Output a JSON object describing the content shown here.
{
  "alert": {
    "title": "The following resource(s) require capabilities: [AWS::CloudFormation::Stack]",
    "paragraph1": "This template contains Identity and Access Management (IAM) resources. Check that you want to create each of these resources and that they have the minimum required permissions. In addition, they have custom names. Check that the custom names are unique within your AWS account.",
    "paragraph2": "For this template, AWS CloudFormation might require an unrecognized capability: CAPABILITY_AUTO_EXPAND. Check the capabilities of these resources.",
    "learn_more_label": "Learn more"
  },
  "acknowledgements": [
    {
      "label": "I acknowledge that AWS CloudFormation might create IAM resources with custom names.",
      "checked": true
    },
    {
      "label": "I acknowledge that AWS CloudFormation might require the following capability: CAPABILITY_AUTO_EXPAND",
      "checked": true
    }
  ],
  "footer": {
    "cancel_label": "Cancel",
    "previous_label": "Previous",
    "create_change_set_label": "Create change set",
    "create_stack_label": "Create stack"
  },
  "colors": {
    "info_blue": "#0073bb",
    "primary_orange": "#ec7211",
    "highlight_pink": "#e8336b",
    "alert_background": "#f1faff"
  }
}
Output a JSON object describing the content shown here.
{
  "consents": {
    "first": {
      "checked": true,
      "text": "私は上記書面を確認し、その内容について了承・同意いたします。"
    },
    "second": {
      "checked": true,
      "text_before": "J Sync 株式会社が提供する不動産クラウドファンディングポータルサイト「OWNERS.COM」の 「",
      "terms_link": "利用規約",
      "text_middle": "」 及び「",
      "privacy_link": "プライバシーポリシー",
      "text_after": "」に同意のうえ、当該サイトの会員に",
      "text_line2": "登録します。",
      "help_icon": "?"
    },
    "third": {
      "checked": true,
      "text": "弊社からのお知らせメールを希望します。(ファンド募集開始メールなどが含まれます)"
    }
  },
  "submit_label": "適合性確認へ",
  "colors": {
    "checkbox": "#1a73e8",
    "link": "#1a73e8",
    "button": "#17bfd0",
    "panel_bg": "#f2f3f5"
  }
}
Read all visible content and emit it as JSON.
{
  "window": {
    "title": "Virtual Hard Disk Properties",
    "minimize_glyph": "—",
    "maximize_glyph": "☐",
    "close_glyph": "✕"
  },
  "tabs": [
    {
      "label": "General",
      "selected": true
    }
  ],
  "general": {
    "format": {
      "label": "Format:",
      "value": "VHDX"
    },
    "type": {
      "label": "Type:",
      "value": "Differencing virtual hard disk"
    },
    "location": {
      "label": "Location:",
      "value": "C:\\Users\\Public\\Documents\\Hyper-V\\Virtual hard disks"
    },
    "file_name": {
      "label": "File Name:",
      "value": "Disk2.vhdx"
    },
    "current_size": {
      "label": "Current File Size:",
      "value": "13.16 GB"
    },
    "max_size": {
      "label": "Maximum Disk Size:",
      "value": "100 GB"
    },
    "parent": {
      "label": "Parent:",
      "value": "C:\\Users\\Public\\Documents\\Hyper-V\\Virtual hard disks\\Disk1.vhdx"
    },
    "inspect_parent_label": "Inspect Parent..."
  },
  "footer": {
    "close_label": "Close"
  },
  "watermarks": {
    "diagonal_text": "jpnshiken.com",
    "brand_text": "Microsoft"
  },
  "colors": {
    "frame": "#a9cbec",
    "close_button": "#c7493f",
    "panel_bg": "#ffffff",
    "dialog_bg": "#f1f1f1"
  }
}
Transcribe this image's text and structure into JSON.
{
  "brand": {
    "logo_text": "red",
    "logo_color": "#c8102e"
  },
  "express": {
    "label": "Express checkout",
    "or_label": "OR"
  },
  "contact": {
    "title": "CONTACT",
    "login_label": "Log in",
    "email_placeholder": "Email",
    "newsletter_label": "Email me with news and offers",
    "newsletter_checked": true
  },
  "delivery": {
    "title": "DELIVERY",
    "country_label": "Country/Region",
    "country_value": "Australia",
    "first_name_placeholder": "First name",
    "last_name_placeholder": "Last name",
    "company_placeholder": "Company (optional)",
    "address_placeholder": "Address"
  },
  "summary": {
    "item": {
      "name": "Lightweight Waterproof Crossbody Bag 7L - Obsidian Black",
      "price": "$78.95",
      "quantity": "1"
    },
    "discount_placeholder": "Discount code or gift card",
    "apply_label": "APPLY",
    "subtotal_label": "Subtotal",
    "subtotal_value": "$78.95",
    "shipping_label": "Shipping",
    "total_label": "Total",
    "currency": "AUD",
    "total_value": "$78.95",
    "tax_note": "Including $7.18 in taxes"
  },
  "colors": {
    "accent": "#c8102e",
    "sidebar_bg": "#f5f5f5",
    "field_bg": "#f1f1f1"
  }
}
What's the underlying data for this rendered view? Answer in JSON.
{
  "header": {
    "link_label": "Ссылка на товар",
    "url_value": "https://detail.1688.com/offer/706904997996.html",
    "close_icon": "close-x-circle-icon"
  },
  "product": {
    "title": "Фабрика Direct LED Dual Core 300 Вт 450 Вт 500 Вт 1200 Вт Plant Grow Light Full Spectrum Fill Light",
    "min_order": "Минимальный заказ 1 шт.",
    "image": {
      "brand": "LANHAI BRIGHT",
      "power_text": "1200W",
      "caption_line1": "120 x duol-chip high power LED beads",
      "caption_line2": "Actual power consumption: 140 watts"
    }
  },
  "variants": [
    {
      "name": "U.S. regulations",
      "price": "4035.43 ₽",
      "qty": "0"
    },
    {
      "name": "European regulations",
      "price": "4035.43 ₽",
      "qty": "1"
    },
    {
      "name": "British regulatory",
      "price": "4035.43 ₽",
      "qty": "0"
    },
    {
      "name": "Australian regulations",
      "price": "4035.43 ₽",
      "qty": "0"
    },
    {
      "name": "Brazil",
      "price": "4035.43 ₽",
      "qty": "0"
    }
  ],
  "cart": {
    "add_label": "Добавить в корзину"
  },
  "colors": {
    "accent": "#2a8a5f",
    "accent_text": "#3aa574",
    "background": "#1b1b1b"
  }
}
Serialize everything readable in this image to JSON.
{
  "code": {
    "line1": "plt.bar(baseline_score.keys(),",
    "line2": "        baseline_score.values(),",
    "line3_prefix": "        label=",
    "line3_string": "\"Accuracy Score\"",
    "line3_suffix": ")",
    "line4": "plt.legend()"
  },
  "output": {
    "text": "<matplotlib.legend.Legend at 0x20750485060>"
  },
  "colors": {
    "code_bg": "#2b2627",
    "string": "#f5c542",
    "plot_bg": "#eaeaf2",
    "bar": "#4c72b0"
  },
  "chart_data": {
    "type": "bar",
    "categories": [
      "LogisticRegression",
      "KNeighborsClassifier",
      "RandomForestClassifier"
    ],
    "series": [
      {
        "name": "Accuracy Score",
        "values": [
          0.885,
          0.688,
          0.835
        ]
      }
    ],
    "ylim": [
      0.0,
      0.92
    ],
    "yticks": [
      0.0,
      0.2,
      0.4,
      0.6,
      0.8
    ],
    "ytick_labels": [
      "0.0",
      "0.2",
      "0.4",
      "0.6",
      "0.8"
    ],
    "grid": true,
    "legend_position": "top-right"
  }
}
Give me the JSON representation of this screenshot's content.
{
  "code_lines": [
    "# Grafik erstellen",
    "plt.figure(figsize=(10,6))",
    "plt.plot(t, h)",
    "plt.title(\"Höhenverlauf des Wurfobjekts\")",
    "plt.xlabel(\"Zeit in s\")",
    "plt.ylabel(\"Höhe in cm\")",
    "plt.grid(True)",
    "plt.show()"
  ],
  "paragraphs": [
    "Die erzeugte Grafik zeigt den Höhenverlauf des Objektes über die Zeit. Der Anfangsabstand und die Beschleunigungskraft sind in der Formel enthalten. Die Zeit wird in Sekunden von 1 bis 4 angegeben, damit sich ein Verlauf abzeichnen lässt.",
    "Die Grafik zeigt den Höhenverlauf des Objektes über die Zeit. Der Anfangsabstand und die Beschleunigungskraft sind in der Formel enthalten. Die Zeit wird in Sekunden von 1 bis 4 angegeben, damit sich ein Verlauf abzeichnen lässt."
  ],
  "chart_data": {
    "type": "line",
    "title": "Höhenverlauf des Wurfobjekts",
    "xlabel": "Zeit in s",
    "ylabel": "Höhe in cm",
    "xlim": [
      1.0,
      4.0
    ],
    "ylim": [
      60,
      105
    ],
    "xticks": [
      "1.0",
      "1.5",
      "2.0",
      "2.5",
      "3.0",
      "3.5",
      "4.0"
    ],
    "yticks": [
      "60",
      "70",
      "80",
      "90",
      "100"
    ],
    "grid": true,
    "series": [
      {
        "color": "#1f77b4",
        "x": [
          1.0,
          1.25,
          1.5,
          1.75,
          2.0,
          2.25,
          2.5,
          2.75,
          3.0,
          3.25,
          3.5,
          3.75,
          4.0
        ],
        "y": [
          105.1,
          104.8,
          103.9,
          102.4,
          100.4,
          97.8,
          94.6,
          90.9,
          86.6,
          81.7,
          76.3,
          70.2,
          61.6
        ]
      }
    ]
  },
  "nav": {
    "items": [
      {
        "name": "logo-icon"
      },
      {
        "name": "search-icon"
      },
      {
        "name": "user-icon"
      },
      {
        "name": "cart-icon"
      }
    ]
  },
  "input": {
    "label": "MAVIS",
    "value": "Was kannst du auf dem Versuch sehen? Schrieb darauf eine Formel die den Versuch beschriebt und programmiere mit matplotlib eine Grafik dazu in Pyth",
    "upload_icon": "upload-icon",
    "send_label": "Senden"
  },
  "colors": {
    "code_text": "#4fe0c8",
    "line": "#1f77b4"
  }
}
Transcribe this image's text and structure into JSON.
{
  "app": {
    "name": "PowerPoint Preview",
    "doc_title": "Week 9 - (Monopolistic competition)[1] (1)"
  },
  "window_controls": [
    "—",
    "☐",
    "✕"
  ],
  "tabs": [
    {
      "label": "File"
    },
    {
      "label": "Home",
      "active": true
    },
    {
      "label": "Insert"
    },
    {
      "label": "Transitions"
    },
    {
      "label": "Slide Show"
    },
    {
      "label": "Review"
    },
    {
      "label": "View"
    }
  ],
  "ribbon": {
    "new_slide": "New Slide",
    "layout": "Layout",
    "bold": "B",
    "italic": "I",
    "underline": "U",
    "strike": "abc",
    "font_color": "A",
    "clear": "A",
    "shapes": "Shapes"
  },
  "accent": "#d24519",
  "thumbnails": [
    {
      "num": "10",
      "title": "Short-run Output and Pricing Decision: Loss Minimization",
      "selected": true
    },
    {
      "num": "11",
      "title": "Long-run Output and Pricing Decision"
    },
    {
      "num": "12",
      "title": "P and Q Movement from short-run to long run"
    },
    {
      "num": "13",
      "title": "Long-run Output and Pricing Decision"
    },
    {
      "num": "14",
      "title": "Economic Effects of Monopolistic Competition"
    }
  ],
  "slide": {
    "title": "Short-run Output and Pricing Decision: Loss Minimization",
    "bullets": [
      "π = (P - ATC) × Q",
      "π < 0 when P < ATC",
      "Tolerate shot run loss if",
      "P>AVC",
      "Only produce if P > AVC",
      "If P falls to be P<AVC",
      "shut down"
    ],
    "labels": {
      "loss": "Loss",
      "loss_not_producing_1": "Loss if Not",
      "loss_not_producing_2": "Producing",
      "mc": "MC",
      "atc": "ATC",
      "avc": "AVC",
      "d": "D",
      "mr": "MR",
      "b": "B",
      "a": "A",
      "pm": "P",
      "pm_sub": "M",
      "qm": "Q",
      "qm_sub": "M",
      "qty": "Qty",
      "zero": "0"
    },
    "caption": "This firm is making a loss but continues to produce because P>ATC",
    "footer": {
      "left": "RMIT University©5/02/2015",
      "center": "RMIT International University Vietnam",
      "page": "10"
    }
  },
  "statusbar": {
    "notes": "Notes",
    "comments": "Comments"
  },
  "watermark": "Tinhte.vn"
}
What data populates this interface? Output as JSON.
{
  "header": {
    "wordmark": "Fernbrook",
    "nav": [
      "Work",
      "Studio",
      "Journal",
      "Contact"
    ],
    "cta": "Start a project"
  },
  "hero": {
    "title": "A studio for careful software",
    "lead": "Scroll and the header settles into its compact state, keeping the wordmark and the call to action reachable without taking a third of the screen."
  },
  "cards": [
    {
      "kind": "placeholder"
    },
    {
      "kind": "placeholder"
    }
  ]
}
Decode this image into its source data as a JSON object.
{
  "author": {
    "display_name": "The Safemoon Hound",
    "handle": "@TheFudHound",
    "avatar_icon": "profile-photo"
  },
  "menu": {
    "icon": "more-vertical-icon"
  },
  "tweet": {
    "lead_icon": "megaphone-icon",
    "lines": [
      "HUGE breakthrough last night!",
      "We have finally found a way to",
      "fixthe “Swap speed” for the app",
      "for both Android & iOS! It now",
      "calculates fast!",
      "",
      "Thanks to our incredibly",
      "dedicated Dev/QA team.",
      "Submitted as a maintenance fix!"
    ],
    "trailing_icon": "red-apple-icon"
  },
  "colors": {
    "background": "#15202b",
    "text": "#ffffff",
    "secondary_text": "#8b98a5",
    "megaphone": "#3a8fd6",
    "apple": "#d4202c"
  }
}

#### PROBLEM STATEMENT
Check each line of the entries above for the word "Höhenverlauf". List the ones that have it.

#### EXERCISE ANSWER
    "plt.title(\"Höhenverlauf des Wurfobjekts\")",
    "Die erzeugte Grafik zeigt den Höhenverlauf des Objektes über die Zeit. Der Anfangsabstand und die Beschleunigungskraft sind in der Formel enthalten. Die Zeit wird in Sekunden von 1 bis 4 angegeben, damit sich ein Verlauf abzeichnen lässt.",
    "Die Grafik zeigt den Höhenverlauf des Objektes über die Zeit. Der Anfangsabstand und die Beschleunigungskraft sind in der Formel enthalten. Die Zeit wird in Sekunden von 1 bis 4 angegeben, damit sich ein Verlauf abzeichnen lässt."
    "title": "Höhenverlauf des Wurfobjekts",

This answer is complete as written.